However, the law has encountered a lot of opposition from activists because it is problematic for a number of reasons, including the fact that it criminalises transgender people who beg and requires any transgender person under the age of 18 to live with their birth family. It is also argued that the Act primarily recognises Hijras and transwomen, with little to no mention or emphasis on gendegenderqueer men or even intersex individuals.

In addition to the harsh legal environment, homosexuals also experience social stigma. Same sex marriages are still unthinkable because any sexual relations between two people of the same sex elicits hatred and disgust. To protect the system of same sex marriages, there is an entrenched system of dowry in Indian culture. If both parties are males, or if both parties are females, it will be difficult to determine who will pay dowry to whom. Furthermore, same-sex relationships are considered unnatural or against the natural order.

The legal system as it relates to interpersonal relationships in India is influenced by the society’s strong traditionalism. Intimacy of any kind is not tolerated unless it is legitimised in the form of marriage, where socially acceptable sexual access occurs. Our country’s social order is based on religion, and procreation is viewed as an obligation for the performance of various religious ceremonies.

Any expression of homosexuality is perceived as an attempt to renounce tradition and promote individualism, posing a threat to the order in Indian society. In addition, our society is very community oriented and individualism is not at all encouraged. It is believed that legalising homosexual marriages will destroy the concept of a traditional family and undermine the sanctity of marriage. It should not be forgotten that Indian society is patriarchal in nature, and the fact that some women and men have different choices that are not sanctioned by the ‘order’ scares them.


As evidenced in this article, LGBTQIA+ individuals should have the right to equality, freedom from prejudice, and the right to have a relationship with people of the same sex, while also having the same amount of legitimacy as heterosexual couples. Because homosexuality is no longer a crime, we cannot claim that members of the LGBTQIA+ community are on an equal footing with heterosexuals. Instead, we must grant them the same rights as heterosexuals in terms of adoption, inheritance, maintenance, and other marital privileges.

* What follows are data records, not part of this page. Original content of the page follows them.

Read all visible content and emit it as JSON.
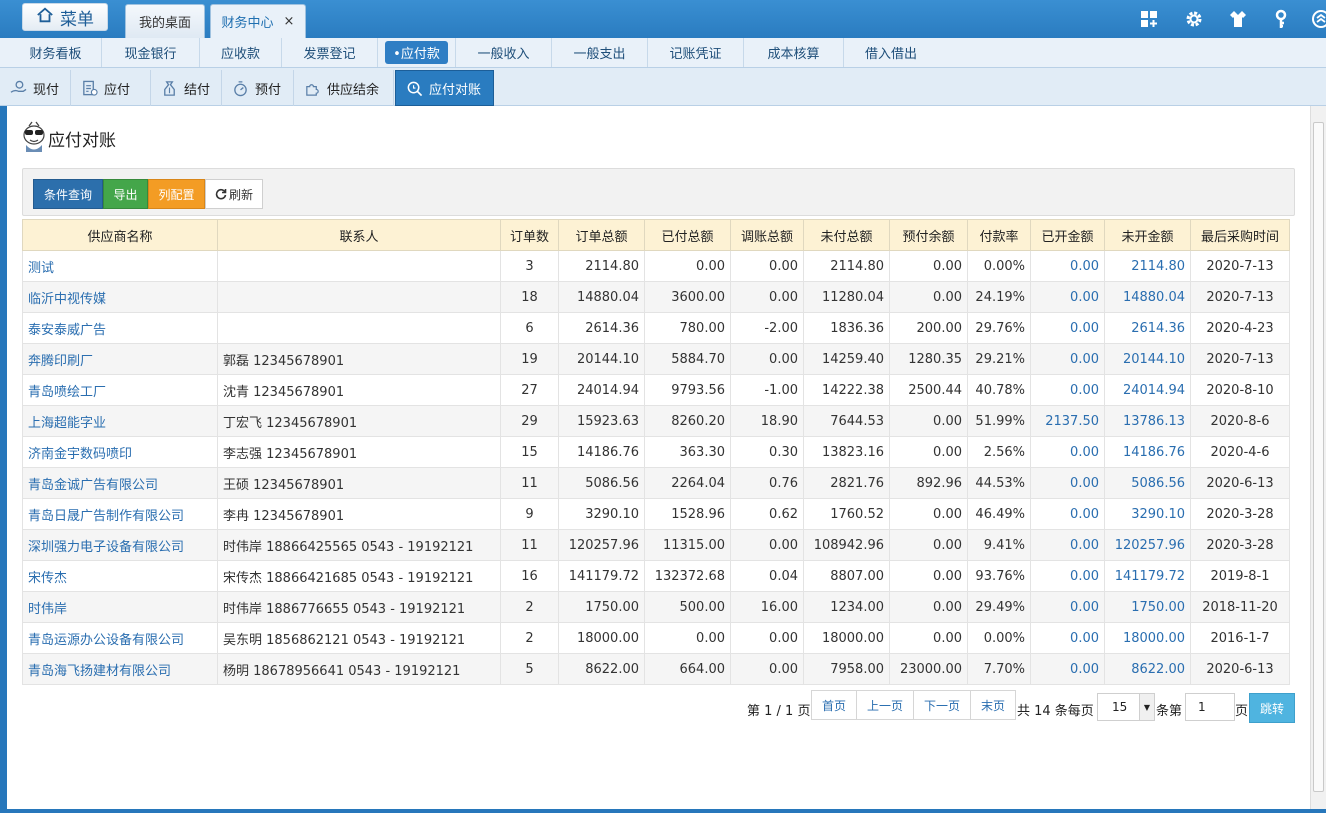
{
  "topbar": {
    "menu_label": "菜单",
    "tabs": [
      {
        "label": "我的桌面"
      },
      {
        "label": "财务中心",
        "close": "×"
      }
    ],
    "icons": [
      "grid-plus-icon",
      "gear-icon",
      "shirt-icon",
      "key-icon",
      "collapse-icon"
    ]
  },
  "nav": {
    "items": [
      "财务看板",
      "现金银行",
      "应收款",
      "发票登记",
      "•应付款",
      "一般收入",
      "一般支出",
      "记账凭证",
      "成本核算",
      "借入借出"
    ],
    "active_index": 4
  },
  "subtabs": {
    "items": [
      {
        "label": "现付",
        "icon": "hand-money-icon"
      },
      {
        "label": "应付",
        "icon": "document-icon"
      },
      {
        "label": "结付",
        "icon": "money-bag-icon"
      },
      {
        "label": "预付",
        "icon": "stopwatch-icon"
      },
      {
        "label": "供应结余",
        "icon": "puzzle-icon"
      },
      {
        "label": "应付对账",
        "icon": "search-icon"
      }
    ],
    "active_index": 5
  },
  "page": {
    "title": "应付对账"
  },
  "toolbar": {
    "query": "条件查询",
    "export": "导出",
    "columns": "列配置",
    "refresh": "刷新"
  },
  "table": {
    "headers": [
      "供应商名称",
      "联系人",
      "订单数",
      "订单总额",
      "已付总额",
      "调账总额",
      "未付总额",
      "预付余额",
      "付款率",
      "已开金额",
      "未开金额",
      "最后采购时间"
    ],
    "rows": [
      [
        "测试",
        "",
        "3",
        "2114.80",
        "0.00",
        "0.00",
        "2114.80",
        "0.00",
        "0.00%",
        "0.00",
        "2114.80",
        "2020-7-13"
      ],
      [
        "临沂中视传媒",
        "",
        "18",
        "14880.04",
        "3600.00",
        "0.00",
        "11280.04",
        "0.00",
        "24.19%",
        "0.00",
        "14880.04",
        "2020-7-13"
      ],
      [
        "泰安泰威广告",
        "",
        "6",
        "2614.36",
        "780.00",
        "-2.00",
        "1836.36",
        "200.00",
        "29.76%",
        "0.00",
        "2614.36",
        "2020-4-23"
      ],
      [
        "奔腾印刷厂",
        "郭磊 12345678901",
        "19",
        "20144.10",
        "5884.70",
        "0.00",
        "14259.40",
        "1280.35",
        "29.21%",
        "0.00",
        "20144.10",
        "2020-7-13"
      ],
      [
        "青岛喷绘工厂",
        "沈青 12345678901",
        "27",
        "24014.94",
        "9793.56",
        "-1.00",
        "14222.38",
        "2500.44",
        "40.78%",
        "0.00",
        "24014.94",
        "2020-8-10"
      ],
      [
        "上海超能字业",
        "丁宏飞 12345678901",
        "29",
        "15923.63",
        "8260.20",
        "18.90",
        "7644.53",
        "0.00",
        "51.99%",
        "2137.50",
        "13786.13",
        "2020-8-6"
      ],
      [
        "济南金宇数码喷印",
        "李志强 12345678901",
        "15",
        "14186.76",
        "363.30",
        "0.30",
        "13823.16",
        "0.00",
        "2.56%",
        "0.00",
        "14186.76",
        "2020-4-6"
      ],
      [
        "青岛金诚广告有限公司",
        "王硕 12345678901",
        "11",
        "5086.56",
        "2264.04",
        "0.76",
        "2821.76",
        "892.96",
        "44.53%",
        "0.00",
        "5086.56",
        "2020-6-13"
      ],
      [
        "青岛日晟广告制作有限公司",
        "李冉 12345678901",
        "9",
        "3290.10",
        "1528.96",
        "0.62",
        "1760.52",
        "0.00",
        "46.49%",
        "0.00",
        "3290.10",
        "2020-3-28"
      ],
      [
        "深圳强力电子设备有限公司",
        "时伟岸 18866425565 0543 - 19192121",
        "11",
        "120257.96",
        "11315.00",
        "0.00",
        "108942.96",
        "0.00",
        "9.41%",
        "0.00",
        "120257.96",
        "2020-3-28"
      ],
      [
        "宋传杰",
        "宋传杰 18866421685 0543 - 19192121",
        "16",
        "141179.72",
        "132372.68",
        "0.04",
        "8807.00",
        "0.00",
        "93.76%",
        "0.00",
        "141179.72",
        "2019-8-1"
      ],
      [
        "时伟岸",
        "时伟岸 1886776655 0543 - 19192121",
        "2",
        "1750.00",
        "500.00",
        "16.00",
        "1234.00",
        "0.00",
        "29.49%",
        "0.00",
        "1750.00",
        "2018-11-20"
      ],
      [
        "青岛运源办公设备有限公司",
        "吴东明 1856862121 0543 - 19192121",
        "2",
        "18000.00",
        "0.00",
        "0.00",
        "18000.00",
        "0.00",
        "0.00%",
        "0.00",
        "18000.00",
        "2016-1-7"
      ],
      [
        "青岛海飞扬建材有限公司",
        "杨明 18678956641 0543 - 19192121",
        "5",
        "8622.00",
        "664.00",
        "0.00",
        "7958.00",
        "23000.00",
        "7.70%",
        "0.00",
        "8622.00",
        "2020-6-13"
      ]
    ]
  },
  "pager": {
    "page_info": "第 1 / 1 页",
    "first": "首页",
    "prev": "上一页",
    "next": "下一页",
    "last": "末页",
    "total_text": "共 14 条每页",
    "page_size": "15",
    "goto_prefix": "条第",
    "goto_value": "1",
    "goto_suffix": "页",
    "go": "跳转"
  },
  "colors": {
    "topbar": "#2a7cc0",
    "active_tab": "#2a7cc0",
    "link": "#2a6eb0",
    "header_bg": "#fdf2d4",
    "btn_query": "#2c6fac",
    "btn_export": "#44a64a",
    "btn_columns": "#f39c24",
    "btn_go": "#4fb4e0"
  }
}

The first ideal solution would be for new laws to be passed or for existing laws to be amended, but doing so would be extremely difficult because these personal marriage laws have been in existence for a long time and are regarded as customary. In order to remove the assumption that marriage is exclusively heterosexual and to make it inclusive of all gender identities and sexual orientations, the Special Marriage Act of 1954, which was passed as India’s first secular marriage law, must be amended.

However, given the government’s apparent commitment to preserving the institution of marriage, the LGBTQIA+ community may instead advocate for the establishment of a civil partnership system that would provide same-sex couples with the same legal protections as heterosexual couples. The system of civil unions and partnerships will enable the introduction of new legislation covering same-sex relationships, such as inheritance and adoption.

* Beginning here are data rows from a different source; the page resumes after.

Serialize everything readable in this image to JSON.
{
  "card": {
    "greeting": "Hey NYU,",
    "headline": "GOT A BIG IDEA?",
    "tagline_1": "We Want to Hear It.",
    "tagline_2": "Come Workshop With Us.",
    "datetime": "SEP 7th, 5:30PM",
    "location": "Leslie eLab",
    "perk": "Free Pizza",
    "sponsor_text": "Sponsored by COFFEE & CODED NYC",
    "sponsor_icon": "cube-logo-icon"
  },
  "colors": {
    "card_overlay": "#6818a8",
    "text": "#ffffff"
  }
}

Civil unions or partnerships have the same legal standing as same-sex marriage in countries where same-sex marriage is permitted. A civil partnership system exists in many European countries, as well as South Africa. However, limiting homosexual couples to civil union privileges and eliminating the option of marriage is discriminatory in and of itself because it provides the LGBTQIA+ community with a less desirable option than marriage. Due to the “constitutional protection extended to personal laws,” a draught 2017 UCC bill in India that attempted to make the utopian dream of same-sex marriage—or even a less desirable alternative of civil unions—a reality in the Indian legislative framework was completely abandoned.

Back to list

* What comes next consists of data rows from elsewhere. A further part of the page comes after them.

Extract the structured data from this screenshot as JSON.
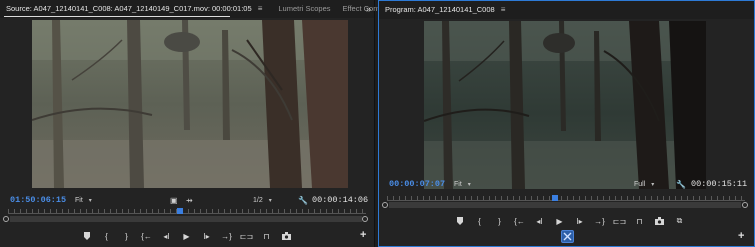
{
  "source": {
    "tabs": [
      {
        "label": "Source: A047_12140141_C008: A047_12140149_C017.mov: 00:00:01:05"
      },
      {
        "label": "Lumetri Scopes"
      },
      {
        "label": "Effect Controls"
      }
    ],
    "overflow_icon": "double-chevron-right-icon",
    "timecode_current": "01:50:06:15",
    "zoom": "Fit",
    "resolution": "1/2",
    "timecode_duration": "00:00:14:06",
    "playhead_fraction": 0.48
  },
  "program": {
    "tab_label": "Program: A047_12140141_C008",
    "timecode_current": "00:00:07:07",
    "zoom": "Fit",
    "resolution": "Full",
    "timecode_duration": "00:00:15:11",
    "playhead_fraction": 0.47
  },
  "colors": {
    "accent_blue": "#3b7fe0",
    "timecode_blue": "#4a8ee8",
    "panel_bg": "#232323",
    "active_border": "#2d7ad6"
  }
}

Related Posts

Leave a Reply

Your email address will not be published. Required fields are marked *